• Dataset entries
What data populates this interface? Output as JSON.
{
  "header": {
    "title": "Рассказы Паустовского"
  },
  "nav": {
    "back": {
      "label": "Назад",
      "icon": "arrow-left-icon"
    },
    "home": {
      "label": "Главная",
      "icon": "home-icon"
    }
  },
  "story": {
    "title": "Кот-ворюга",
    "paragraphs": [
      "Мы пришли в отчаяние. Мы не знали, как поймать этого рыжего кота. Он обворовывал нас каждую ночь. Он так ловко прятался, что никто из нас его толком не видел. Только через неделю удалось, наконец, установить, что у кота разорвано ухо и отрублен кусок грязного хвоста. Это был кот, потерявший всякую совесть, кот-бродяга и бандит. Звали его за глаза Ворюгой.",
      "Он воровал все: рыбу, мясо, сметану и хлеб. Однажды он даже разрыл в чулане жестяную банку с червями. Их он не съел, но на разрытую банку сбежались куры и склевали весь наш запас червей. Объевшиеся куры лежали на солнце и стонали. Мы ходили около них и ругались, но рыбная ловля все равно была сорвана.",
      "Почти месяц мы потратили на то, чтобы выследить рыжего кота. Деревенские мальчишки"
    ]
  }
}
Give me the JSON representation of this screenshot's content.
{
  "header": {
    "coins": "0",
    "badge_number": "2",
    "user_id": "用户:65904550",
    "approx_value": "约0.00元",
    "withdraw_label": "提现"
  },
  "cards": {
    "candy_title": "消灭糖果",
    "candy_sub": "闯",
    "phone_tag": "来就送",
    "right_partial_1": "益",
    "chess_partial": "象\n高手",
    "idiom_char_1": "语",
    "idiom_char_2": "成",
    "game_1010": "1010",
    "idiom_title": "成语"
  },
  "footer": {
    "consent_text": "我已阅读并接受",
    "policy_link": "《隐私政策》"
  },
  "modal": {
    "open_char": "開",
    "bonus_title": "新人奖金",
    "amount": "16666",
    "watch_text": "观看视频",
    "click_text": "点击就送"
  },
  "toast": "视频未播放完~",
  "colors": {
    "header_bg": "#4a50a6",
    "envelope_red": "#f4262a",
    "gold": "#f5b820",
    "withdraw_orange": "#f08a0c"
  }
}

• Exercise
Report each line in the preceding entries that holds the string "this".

• Exercise response
What data populates this interface? Output as JSON.
Give me the JSON representation of this screenshot's content.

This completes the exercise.